Maximum range of the Mark VIII was 10,000 yards (4.937 nautical miles), but its long range was hardly a positive attribute, for the PT boats’ torpedo fire control apparatus was not accurate enough to permit such a long-range shot. At any rate, the boat skippers learned early on to assure themselves of a hit on a target, a boat had to sneak in undetected to within 1,000 to 500 yards of the prospective victim. In contrast, the main Japanese destroyer torpedo, the 24-inch oxygen-driven monster known as the Type 93 (called the “Long Lance” after World War II) possessed a massive warhead which held 1,080 pounds of high explosive, a top speed of 45 knots, a range of up to 40,000 yards (19.749 nautical miles), and much to the misfortune of the Allied Navies, the Type 93 was equipped with exploders that worked.
It is unknown if the defects of the Mark VIII were ever corrected, or even if the weapon was ever subjected to much of the rigorous testing as the submarine-launched Mark XIV, which had many of the same flaws as the older weapon. By late 1943, after extensive field experimentation and analysis, the Submarine Force gradually eliminated many of the Mark XIV's defects. Within the motor torpedo boat squadrons, PT officers felt the boats could benefit from a better launching system, as well as a better torpedo. By August 1943, new PT’s were coming fresh out of the boatyards with the rack-mounted Mark XIII aircraft torpedo instead of the old tube-launched Mark VIII. Wholesale replacement of the Mark VIII's on boats in the forward areas soon followed; many of the older boats in both the Pacific and Mediterranean theaters were re-equipped with Mark XIII's by the late spring of 1944. An immediate benefit to the boats was an added savings in weight as well as an increase in deck space. Another advantage was in the Mark XIII itself. Developed for aircraft, the Mark XIII was smaller and lighter, and had a non-tumbling gyro, which meant the PT boats could simply drop the weapon from its rack into the sea. The new weapon ran faster (45 knots for the Mark XIII versus 27 knots for the Mark VIII), and carried a 600 warhead loaded with Torpex—a more powerful explosive composition than TNT.
Torpedo Mark VIII, Mods 3C and 3D
Primary Use: DD, DE, PT
Power: Steam Turbine
Weight: 3,150 lbs (ready status)
Range: 13,500 yards (acceptance)
Speed: 27 knots
Weight (w/o exploder): 526 lbs.
Weight ofexplosive: 385 lbs. TNT
Weight: 5.25 lbs.
Mark Detonator: VI-2
Mark Booster: I
Weight, empty: 166 lbs.
Weight, ballasted: 250 lbs. (water)

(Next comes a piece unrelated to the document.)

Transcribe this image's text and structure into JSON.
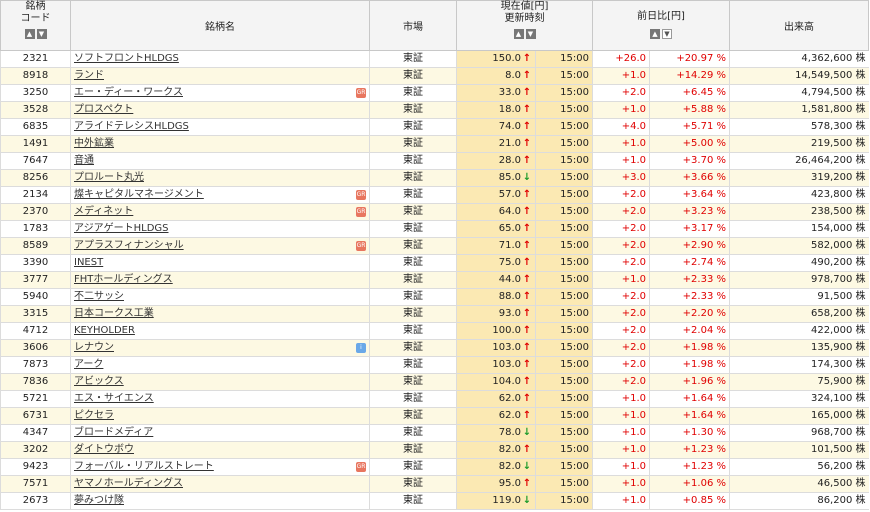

Air Flask Section:
Weight, empty: 1,540 lbs.
and charged: 2,017 lbs.
Weight, air: 341 lbs. (2800 psi, 23.4 cu ft.)
Weight, alcohol: 42.5 lbs. (49 pints)

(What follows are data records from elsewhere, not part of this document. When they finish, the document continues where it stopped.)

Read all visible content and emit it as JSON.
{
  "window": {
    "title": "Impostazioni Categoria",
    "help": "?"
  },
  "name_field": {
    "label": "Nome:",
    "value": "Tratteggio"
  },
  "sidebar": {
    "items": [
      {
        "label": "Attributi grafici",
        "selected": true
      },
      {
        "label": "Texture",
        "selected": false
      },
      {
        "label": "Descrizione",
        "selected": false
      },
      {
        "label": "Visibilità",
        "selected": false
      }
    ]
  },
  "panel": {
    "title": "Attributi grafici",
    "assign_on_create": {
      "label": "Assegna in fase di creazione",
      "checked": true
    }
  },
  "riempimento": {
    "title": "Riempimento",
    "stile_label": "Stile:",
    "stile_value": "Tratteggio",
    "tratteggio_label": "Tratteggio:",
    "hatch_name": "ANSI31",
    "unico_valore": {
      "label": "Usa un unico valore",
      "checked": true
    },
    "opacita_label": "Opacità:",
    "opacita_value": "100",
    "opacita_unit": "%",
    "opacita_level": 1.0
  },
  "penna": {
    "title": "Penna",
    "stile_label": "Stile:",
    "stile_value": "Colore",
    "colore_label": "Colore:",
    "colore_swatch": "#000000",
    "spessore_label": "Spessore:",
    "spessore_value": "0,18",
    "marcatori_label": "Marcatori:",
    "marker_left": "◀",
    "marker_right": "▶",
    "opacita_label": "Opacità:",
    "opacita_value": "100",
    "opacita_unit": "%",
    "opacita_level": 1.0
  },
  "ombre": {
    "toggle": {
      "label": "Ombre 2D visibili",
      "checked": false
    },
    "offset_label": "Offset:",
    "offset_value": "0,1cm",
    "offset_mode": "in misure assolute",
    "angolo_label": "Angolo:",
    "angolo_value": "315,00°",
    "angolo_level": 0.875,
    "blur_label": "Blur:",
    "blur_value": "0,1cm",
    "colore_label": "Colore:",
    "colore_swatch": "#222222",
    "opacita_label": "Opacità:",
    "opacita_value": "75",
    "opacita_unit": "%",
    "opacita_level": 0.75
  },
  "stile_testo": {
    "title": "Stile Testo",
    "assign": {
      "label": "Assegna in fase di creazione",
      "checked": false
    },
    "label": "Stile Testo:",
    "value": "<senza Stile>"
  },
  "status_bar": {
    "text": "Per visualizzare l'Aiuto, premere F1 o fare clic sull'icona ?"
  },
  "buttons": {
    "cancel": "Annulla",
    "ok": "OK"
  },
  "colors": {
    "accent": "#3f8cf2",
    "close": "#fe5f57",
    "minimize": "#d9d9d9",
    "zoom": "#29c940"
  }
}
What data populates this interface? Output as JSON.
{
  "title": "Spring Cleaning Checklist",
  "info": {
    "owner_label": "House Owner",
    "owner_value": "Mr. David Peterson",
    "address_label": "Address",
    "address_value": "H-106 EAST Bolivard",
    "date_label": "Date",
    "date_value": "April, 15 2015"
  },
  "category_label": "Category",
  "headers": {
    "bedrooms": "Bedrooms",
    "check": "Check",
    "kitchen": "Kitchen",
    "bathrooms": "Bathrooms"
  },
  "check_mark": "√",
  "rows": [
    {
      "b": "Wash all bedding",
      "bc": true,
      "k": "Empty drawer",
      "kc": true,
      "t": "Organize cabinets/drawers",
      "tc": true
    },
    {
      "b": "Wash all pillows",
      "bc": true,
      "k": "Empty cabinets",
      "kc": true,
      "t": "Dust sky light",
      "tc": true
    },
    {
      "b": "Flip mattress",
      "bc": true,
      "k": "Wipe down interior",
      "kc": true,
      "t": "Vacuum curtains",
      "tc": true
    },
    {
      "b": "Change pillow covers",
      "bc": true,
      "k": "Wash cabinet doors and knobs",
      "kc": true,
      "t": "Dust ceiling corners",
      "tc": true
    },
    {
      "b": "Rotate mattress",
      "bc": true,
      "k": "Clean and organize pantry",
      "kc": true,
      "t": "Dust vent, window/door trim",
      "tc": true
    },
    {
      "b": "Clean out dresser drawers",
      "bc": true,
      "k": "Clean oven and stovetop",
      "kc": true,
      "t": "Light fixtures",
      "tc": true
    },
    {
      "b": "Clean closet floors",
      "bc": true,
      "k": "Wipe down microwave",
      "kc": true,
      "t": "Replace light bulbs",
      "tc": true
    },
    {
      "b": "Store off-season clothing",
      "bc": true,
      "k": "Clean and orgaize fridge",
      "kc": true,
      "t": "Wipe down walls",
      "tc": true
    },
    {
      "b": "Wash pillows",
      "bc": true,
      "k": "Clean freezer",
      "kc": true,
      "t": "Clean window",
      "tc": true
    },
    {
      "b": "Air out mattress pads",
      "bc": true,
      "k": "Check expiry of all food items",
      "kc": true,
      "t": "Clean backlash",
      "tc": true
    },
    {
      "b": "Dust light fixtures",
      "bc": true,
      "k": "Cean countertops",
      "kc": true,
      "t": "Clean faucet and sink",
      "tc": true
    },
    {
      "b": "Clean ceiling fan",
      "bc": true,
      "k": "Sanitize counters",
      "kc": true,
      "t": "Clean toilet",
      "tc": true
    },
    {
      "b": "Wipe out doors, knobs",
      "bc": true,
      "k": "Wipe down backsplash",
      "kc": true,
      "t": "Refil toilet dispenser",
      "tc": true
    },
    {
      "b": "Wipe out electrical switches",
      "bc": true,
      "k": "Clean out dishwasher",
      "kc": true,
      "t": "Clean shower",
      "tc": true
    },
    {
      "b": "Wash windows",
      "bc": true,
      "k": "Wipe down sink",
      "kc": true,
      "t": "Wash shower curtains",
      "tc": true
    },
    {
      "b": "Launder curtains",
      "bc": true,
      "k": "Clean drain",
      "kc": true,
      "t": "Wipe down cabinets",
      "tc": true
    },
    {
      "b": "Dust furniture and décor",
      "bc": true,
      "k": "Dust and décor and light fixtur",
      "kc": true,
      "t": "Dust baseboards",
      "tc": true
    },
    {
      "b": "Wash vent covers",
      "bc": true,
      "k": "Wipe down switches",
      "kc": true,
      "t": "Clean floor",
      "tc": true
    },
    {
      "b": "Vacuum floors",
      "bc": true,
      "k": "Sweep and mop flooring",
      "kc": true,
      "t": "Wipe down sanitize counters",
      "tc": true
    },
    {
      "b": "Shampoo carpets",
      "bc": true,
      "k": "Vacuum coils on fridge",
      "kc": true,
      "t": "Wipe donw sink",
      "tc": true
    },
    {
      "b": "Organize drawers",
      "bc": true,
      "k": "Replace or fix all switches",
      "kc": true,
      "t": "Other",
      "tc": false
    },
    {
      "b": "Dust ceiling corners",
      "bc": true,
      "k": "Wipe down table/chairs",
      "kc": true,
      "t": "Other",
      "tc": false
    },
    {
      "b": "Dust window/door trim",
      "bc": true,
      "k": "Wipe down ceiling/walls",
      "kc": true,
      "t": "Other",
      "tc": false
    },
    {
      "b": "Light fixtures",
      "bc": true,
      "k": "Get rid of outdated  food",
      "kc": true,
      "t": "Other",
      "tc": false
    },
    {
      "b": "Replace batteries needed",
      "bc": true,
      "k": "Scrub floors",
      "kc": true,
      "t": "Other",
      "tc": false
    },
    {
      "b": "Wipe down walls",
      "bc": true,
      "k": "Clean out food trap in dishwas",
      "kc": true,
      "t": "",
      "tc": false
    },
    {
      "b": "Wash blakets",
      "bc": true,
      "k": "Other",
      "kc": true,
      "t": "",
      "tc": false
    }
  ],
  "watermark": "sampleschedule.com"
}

Weight, water: 93.4 lbs. (90 pints)
Afterbody and Tail:
Gyro and Oil: 504 lbs.
Weight, Oil: 15 lbs. (16 pints)
Mark of Gyro: XI-1, XII-0, XII-1
Sources for this article:

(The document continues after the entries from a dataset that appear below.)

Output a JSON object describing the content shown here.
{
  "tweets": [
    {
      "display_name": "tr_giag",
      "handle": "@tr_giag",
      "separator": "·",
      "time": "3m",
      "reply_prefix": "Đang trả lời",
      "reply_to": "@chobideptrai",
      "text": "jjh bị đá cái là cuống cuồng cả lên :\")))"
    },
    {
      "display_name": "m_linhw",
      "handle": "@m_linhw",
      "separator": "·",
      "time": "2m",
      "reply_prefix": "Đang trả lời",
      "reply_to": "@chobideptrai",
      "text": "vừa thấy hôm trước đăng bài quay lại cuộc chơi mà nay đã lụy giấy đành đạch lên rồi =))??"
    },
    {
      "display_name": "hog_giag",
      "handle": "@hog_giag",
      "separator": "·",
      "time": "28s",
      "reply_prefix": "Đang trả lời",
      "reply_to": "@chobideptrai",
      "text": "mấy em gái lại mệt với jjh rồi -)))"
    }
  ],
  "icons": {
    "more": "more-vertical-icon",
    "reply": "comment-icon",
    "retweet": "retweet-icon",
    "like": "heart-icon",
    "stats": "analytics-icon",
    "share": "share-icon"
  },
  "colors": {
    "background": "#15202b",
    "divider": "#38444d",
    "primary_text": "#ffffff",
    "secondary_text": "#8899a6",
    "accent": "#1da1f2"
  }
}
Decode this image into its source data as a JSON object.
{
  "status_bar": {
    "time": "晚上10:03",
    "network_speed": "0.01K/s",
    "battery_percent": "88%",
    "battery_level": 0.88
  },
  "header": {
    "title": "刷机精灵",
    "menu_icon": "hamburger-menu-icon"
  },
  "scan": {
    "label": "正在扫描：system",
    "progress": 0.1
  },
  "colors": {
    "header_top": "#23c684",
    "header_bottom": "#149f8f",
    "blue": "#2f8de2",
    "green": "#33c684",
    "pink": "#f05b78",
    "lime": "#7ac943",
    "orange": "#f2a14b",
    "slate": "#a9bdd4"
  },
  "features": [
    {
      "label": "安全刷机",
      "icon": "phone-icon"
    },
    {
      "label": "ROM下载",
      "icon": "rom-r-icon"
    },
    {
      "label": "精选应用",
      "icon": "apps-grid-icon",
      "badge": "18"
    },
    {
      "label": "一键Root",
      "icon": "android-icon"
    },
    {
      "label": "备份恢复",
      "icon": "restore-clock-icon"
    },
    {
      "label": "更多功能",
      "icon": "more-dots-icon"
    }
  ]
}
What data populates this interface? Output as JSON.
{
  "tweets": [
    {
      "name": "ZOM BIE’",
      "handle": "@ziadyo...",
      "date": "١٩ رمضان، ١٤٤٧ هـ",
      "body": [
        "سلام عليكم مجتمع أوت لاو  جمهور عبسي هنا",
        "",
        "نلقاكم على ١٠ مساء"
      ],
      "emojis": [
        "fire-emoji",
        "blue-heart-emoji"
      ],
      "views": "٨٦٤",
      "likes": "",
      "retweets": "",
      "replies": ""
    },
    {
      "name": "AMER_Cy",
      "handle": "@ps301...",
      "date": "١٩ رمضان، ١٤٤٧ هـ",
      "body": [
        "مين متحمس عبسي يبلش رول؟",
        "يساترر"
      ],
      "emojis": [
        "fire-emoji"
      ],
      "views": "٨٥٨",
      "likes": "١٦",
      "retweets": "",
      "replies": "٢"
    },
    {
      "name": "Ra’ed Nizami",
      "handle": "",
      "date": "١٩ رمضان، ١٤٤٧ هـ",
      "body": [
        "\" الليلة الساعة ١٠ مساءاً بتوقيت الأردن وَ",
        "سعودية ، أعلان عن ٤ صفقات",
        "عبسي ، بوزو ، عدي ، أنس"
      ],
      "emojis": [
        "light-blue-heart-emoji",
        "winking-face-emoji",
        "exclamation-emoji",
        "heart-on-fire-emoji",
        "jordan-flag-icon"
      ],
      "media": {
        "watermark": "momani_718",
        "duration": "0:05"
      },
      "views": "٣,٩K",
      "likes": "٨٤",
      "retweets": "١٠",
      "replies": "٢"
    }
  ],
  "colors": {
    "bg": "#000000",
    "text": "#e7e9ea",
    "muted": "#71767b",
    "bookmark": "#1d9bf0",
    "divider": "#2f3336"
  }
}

Bulkley, Capt. Robert J., Jr. USNR (Ret.), At Close Quarters. Government Printing Office, Washington D.C., 1962
Friedman, Norman, US Small Combatants. Naval Institute Press, Annapolis, 1987
Johnson, Frank, PT Boats of World War II. Blandford Press, Dorset, 1980
Jurens, William J., “The Evolution of Battleship Gunnery in the U.S. Navy, 1920-1945”, Part II. Originally published in Warship International No. 3, 1991. Online version courtesy of NavWeaps.com.
Shireman, Douglas A., “U.S. Torpedo Troubles During World War II”. Originally published in World War II magazine, February 1998. Online version courtesy of HistoryNet.com.